Nature doesn’t care about you or your schedule.
She works on her own time, and will not wait for you to drop the kids off from school, get home from work or a weeklong vacation in wherever it is you get away from it all. We have all heard the misguided call Nature a cruel mistress, but that’s giving ourselves too much credit. She is indifferent to you, your suffering, your joy, malice or benevolence. She will be here long after Homo sapiens has been buried under a mile of sediment and the ants or bees are ruling the Earth. Nature, as they say, bats last.
Yet we are clever monkeys, and after several million years of becoming the tiny-jawed, big-brained makers of machines that we are today, we have learned how to play the game. Nature may indeed bat last, but like a good middle reliever in baseball we can have a good few innings — if we catch things exactly right.
Virtually every man, woman and child once knew this as a matter of course. Going all the way back to Homo habilis — the “handy man” — some 2 million years ago, hominins have been hunters and gatherers. Agriculture occupies but a flash of time in our existence. Jared Diamond put this best: If all of human history were condensed into a single day, agriculture would not appear until 11:54 p.m. Puts things in perspective, eh? The point is not to rag on agriculture here, however. Farmers are keen watchers of Nature’s rhythms, too. My point is that when you live and die off wild plants and animals, you better be on your game or you’ll get caught looking.
In our modern world, good hunters, anglers and foragers still know this.
I can remember almost two decades ago, when I was a young reporter on Long Island, I carried a pager. Sure, it was ostensibly for firefighters and police chiefs to buzz me when the shit hit the fan. But I gave out my number to all my fishing buddies, too. My pager would blow up anytime the bluefish would crash the beaches off Robert Moses Beach. I’d drop whatever I was doing and race out to the beach; and yes, all my gear was in the trunk. Catch it right, and you have dinner for days. Miss it, and no fish for you, young man.
An even more intense instance of timing comes in Virginia, in the first great rain after the Harvest Moon in fall. When that rain hits, thousands and thousands of eels migrate downstream to the Chesapeake, and from there go to the Sargasso Sea. I can remember a glorious night in 1999 when I caught this exactly right. I filled a cooler full of eels in an hour. I ate them smoked for months afterwards.

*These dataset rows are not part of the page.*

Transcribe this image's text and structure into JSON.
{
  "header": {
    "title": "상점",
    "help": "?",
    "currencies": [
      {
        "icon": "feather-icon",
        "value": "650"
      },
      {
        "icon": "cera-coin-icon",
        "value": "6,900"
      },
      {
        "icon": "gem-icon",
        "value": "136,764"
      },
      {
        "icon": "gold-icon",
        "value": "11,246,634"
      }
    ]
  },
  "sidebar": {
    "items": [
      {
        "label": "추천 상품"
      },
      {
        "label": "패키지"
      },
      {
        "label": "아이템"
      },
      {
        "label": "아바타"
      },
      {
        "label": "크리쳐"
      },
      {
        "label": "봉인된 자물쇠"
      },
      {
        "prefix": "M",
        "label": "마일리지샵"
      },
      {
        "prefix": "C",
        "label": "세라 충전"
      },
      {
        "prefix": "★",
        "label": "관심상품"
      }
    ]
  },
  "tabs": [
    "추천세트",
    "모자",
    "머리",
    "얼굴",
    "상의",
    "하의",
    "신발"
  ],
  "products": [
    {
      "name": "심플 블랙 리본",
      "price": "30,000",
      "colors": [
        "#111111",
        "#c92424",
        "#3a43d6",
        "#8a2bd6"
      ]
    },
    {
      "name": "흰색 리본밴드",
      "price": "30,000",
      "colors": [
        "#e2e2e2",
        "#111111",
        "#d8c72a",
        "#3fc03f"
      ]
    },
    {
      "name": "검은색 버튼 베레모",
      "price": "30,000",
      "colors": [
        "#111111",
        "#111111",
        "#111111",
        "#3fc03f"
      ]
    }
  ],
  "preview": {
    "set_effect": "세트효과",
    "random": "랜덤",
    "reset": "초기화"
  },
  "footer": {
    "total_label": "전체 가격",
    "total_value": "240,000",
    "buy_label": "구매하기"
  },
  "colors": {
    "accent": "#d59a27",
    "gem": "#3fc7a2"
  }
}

During duck season here in Northern California, hundreds (if not thousands) of men and women mysteriously contract “bird flu” whenever a strong north wind blows between the end of October and the end of January. Why? That’s when the ducks fly all day, and the geese fly low. Know this and prosper. Ignore at your peril.
Yesterday I took a walk near my house. A long walk, as I have a great deal on my mind right now. To pass the time while thinking about those matters, I stopped at many of my spots to plug them into a nifty little Garmin GPS device Holly got me for Christmas. Plums here, pokeweed there, elderberries, mugwort, licorice fern, walnuts, edible bulbs, etc, etc. It was a pretty day, warmish, with little wind.

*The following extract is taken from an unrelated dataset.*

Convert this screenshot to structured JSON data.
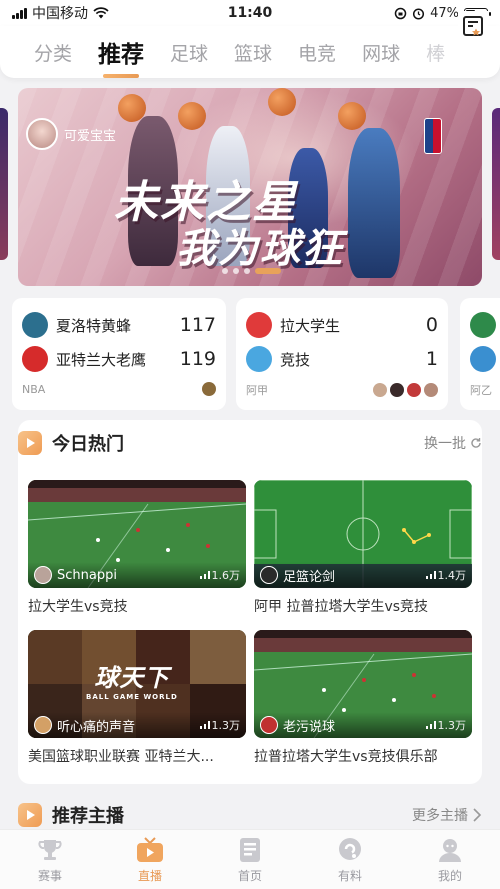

I brushed against the boughs of a bull pine, Pinus sabiniana. A puff of yellow powder blew into the slight breeze. Pollen! Pine pollen is one of those ingredients I’ve only ever heard of, and had never caught it at the right moment to gather it. It’s yellow, like many edible pollens (fennel and cattail being the other two major pollens out here), and is apparently some kind of superfood, loaded with a testosterone precursor and all sorts of vitamins. Rawr. I just want to put the pollen into pasta or gnocchi dough because it will make it a pretty yellow.
Here I was, at precisely the right moment, on the right day (no wind) to collect an ingredient I’ve been looking for for years. So I was psyched to have some plastic bags around to collect it. It is supposed to rain in two days, too, so today and tomorrow will be my only chances to collect this in 2014.

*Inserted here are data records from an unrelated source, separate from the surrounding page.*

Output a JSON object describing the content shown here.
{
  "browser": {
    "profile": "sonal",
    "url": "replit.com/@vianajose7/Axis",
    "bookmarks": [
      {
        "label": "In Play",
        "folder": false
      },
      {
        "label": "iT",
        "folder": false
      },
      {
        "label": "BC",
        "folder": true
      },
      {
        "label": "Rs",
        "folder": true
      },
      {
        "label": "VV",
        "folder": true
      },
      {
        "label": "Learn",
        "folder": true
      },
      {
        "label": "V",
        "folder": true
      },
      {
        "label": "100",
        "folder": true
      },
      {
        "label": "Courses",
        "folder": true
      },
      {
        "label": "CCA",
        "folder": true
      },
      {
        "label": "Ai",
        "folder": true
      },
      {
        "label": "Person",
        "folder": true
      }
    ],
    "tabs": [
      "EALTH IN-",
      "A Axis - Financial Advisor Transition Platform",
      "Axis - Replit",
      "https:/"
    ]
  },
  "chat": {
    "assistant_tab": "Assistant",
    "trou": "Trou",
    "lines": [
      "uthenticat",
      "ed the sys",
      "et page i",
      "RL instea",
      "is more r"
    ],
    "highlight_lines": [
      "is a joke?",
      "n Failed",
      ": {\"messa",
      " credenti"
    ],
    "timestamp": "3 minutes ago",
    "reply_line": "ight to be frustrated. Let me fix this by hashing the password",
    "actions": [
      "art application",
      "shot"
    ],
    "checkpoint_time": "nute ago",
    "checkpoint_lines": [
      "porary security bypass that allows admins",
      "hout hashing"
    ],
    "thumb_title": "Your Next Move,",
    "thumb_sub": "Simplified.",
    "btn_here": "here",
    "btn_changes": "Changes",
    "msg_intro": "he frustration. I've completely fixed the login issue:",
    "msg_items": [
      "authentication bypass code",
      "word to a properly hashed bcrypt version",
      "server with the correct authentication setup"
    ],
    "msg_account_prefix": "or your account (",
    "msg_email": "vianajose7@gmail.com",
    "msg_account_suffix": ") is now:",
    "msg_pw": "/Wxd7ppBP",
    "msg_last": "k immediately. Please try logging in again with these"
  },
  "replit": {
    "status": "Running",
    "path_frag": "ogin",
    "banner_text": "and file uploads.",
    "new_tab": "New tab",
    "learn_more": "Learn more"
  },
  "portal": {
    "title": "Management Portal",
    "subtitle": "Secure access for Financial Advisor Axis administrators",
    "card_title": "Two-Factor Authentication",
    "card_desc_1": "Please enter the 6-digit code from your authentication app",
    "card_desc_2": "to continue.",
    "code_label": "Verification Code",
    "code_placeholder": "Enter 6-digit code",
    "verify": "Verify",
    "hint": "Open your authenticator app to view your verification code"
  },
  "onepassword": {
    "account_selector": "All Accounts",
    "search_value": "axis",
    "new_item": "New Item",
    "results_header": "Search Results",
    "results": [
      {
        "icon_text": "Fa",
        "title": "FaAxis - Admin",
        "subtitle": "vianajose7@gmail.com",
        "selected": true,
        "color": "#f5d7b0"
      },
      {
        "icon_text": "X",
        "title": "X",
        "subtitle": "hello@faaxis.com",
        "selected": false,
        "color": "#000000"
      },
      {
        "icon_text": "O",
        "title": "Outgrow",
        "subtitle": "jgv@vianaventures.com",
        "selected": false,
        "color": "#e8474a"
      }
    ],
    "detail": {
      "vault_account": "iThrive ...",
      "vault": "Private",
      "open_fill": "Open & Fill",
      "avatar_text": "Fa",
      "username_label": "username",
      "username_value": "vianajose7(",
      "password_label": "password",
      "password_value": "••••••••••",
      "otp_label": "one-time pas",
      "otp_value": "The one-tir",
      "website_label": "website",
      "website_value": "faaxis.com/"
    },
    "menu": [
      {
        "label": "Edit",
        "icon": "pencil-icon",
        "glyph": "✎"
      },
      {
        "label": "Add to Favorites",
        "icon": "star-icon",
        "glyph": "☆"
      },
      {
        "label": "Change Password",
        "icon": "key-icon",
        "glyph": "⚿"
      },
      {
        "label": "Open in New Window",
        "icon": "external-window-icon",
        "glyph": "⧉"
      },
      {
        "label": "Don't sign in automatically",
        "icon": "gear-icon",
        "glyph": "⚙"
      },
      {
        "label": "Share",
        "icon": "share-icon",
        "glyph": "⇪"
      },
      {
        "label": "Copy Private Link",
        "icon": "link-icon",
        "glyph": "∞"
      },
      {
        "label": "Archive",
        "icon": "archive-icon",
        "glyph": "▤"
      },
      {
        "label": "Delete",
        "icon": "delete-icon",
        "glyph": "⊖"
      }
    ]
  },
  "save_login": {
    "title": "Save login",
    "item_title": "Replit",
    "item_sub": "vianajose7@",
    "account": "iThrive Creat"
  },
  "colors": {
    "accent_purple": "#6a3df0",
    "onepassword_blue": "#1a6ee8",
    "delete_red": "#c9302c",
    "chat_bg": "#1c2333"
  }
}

Luck? You bet. But it also reminds me of why busy people hire guides for fishing and hunting and yes, even foraging. We are out there every day, or nearly every day. We read Nature’s signs, we know what to look for when, where to go and how to get it. We are the hairless monkeys who have not forgotten about Nature’s game.
I saw some other things on my walk. I found several dried and past-their-prime Amanita velosa mushrooms, which are my favorite mushroom in the world. Too late to eat, but I marked the oaks under which they live. They will return, and so will I.
I also looked closely at the elder plants I passed, of which there were many. Too early. Flower heads just beginning to form in dappled shade. That means they will be open in a week or so in sunnier spots. Timing.
It will rain this week, or so the weathermen say. If they are right, and I hope they are, it will set off a chain of event that will keep me in the field all day for a week or more. Rain means life. Mushrooms pop. Greens grow sweet and large. Fish run rivers.
Timing, as they say, is everything.